*** Opening of Extracted data ***

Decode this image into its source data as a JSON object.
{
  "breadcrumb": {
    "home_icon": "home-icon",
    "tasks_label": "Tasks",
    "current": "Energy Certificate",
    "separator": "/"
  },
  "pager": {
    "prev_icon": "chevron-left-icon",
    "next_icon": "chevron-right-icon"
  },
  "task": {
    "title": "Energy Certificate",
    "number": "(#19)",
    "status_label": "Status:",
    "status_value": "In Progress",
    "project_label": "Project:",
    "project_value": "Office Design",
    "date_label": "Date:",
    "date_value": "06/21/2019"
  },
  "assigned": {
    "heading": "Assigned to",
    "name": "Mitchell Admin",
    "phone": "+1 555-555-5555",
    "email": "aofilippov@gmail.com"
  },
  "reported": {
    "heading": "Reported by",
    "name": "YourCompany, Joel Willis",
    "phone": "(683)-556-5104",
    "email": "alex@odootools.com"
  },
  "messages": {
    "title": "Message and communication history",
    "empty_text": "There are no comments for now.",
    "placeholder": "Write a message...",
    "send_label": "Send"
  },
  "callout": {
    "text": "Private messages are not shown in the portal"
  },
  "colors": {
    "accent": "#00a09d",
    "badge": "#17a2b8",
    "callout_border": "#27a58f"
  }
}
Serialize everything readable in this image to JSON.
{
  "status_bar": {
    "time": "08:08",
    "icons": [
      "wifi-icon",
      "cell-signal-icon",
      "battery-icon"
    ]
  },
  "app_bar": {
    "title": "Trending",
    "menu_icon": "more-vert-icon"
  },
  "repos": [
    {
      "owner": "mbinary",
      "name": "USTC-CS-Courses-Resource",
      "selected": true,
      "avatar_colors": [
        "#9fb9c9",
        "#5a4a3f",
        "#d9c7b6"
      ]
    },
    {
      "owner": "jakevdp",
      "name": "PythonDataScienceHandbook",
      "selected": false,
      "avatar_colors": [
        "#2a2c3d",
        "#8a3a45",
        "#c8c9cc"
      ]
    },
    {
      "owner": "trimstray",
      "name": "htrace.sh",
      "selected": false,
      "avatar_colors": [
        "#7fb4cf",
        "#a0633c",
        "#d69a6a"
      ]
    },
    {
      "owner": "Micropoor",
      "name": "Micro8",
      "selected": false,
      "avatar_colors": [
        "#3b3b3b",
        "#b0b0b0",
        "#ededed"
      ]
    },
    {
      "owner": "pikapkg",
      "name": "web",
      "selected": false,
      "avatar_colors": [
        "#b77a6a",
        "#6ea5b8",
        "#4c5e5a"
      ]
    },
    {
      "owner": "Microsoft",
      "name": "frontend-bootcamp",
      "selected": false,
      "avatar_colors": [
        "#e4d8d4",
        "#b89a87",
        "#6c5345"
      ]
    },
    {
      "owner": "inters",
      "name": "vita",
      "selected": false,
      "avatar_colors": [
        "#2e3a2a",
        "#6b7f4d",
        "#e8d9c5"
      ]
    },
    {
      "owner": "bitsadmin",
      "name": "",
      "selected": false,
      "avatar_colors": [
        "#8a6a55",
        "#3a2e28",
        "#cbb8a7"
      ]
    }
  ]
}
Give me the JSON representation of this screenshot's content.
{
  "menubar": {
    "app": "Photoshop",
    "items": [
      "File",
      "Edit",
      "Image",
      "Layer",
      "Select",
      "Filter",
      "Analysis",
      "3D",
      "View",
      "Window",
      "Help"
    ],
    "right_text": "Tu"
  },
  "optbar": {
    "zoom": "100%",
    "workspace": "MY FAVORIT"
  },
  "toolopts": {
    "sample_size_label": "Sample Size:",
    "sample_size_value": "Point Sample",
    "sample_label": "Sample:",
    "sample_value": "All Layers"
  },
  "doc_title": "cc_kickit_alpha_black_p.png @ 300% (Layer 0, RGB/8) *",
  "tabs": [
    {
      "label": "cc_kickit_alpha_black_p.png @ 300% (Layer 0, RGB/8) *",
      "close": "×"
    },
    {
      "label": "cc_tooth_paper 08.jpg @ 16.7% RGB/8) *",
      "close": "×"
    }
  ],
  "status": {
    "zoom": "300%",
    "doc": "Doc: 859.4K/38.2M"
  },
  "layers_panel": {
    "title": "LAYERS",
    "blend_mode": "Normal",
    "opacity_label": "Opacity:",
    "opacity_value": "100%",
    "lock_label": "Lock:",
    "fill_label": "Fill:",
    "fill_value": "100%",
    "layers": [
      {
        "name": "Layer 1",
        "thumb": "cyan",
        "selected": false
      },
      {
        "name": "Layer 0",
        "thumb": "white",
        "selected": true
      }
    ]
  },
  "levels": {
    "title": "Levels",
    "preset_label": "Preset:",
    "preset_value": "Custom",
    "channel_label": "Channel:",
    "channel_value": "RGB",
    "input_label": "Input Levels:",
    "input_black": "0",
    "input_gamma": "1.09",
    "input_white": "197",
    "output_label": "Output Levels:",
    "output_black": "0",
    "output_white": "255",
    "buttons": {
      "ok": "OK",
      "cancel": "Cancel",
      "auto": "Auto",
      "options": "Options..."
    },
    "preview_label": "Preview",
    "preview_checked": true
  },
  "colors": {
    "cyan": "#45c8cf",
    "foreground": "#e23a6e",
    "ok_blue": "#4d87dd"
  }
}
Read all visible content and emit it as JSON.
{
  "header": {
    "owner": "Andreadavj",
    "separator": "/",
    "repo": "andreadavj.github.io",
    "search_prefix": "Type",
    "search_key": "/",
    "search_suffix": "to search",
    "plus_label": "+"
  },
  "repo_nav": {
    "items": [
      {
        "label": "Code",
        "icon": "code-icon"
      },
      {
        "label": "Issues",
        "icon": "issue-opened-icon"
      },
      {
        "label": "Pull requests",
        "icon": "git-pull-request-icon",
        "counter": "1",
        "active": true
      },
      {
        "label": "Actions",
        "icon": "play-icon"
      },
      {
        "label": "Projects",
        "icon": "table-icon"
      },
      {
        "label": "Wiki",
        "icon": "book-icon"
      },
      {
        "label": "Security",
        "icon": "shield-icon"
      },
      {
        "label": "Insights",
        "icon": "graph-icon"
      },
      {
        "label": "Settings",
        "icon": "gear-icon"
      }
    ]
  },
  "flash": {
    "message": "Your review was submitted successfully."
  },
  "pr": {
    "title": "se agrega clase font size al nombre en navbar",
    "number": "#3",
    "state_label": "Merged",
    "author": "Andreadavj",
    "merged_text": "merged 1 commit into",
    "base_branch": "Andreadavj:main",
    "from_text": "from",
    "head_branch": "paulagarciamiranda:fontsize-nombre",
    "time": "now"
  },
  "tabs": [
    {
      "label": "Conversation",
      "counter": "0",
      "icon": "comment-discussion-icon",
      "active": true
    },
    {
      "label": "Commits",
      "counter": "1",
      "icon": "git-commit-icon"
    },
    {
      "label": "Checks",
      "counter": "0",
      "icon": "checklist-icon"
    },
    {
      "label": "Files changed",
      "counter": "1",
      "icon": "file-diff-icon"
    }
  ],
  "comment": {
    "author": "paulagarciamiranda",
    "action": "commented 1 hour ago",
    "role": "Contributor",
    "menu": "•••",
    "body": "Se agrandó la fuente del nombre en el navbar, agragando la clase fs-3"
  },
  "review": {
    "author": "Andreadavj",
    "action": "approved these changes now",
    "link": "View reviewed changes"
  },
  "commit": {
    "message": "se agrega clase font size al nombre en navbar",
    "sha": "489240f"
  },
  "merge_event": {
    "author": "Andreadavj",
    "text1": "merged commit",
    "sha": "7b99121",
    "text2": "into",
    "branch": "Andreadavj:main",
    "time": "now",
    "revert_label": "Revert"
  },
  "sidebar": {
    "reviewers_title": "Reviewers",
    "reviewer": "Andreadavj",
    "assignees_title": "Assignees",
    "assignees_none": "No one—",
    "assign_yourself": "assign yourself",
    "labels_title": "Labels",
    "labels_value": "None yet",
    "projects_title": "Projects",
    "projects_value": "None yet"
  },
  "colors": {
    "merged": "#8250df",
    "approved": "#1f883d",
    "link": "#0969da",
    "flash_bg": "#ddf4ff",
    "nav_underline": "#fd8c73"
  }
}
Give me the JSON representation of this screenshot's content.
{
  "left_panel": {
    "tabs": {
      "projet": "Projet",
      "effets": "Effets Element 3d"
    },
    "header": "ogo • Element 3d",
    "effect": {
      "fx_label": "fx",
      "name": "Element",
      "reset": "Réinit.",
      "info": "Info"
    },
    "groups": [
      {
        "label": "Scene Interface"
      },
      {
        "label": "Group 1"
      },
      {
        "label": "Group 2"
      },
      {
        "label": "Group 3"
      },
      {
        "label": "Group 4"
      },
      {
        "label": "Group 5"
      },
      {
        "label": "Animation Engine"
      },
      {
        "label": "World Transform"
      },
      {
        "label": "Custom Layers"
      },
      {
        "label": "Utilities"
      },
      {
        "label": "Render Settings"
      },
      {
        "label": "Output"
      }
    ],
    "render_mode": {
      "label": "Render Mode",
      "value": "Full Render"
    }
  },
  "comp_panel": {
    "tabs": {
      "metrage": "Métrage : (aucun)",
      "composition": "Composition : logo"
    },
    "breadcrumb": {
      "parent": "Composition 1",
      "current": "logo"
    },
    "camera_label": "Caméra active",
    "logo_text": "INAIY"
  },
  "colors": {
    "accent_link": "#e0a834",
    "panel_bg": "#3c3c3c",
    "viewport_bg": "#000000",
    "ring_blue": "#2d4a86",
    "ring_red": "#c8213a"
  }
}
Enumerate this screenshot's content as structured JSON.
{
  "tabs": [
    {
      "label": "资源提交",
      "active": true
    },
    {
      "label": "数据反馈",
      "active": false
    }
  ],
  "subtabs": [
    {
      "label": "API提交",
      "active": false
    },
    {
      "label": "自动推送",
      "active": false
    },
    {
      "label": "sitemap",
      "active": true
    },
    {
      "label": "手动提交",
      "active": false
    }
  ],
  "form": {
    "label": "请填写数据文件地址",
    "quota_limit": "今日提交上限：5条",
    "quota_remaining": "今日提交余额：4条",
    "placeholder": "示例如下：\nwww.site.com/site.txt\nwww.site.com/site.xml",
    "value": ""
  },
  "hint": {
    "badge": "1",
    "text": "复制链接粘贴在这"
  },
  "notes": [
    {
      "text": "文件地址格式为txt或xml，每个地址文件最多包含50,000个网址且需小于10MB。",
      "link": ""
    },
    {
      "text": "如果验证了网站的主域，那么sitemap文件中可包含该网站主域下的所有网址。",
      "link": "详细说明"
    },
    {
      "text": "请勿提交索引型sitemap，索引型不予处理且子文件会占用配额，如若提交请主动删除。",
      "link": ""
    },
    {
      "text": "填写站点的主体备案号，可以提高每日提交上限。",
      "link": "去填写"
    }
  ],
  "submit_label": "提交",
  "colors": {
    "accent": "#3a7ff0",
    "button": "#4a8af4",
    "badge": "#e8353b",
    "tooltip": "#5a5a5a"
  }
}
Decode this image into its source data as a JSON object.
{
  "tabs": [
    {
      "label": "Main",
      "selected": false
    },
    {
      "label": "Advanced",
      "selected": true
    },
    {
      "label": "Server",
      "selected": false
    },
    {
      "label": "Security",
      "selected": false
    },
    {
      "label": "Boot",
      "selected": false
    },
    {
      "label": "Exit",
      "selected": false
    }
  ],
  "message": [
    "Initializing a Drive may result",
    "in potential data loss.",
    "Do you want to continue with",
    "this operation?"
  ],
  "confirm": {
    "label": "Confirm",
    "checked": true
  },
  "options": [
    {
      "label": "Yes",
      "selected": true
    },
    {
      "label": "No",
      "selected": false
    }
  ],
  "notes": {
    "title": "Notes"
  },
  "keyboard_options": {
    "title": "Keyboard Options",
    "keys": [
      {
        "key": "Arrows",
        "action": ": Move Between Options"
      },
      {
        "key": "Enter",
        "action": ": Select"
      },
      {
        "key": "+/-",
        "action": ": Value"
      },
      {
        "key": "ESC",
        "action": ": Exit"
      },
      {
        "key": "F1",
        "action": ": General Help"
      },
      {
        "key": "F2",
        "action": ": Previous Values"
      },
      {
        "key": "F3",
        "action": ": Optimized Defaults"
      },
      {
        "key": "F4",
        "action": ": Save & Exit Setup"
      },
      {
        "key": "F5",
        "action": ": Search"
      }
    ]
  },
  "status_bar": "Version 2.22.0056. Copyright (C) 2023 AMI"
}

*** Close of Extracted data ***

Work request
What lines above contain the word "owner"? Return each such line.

Written solution
      "owner": "mbinary",
      "owner": "jakevdp",
      "owner": "trimstray",
      "owner": "Micropoor",
      "owner": "pikapkg",
      "owner": "Microsoft",
      "owner": "inters",
      "owner": "bitsadmin",
    "owner": "Andreadavj",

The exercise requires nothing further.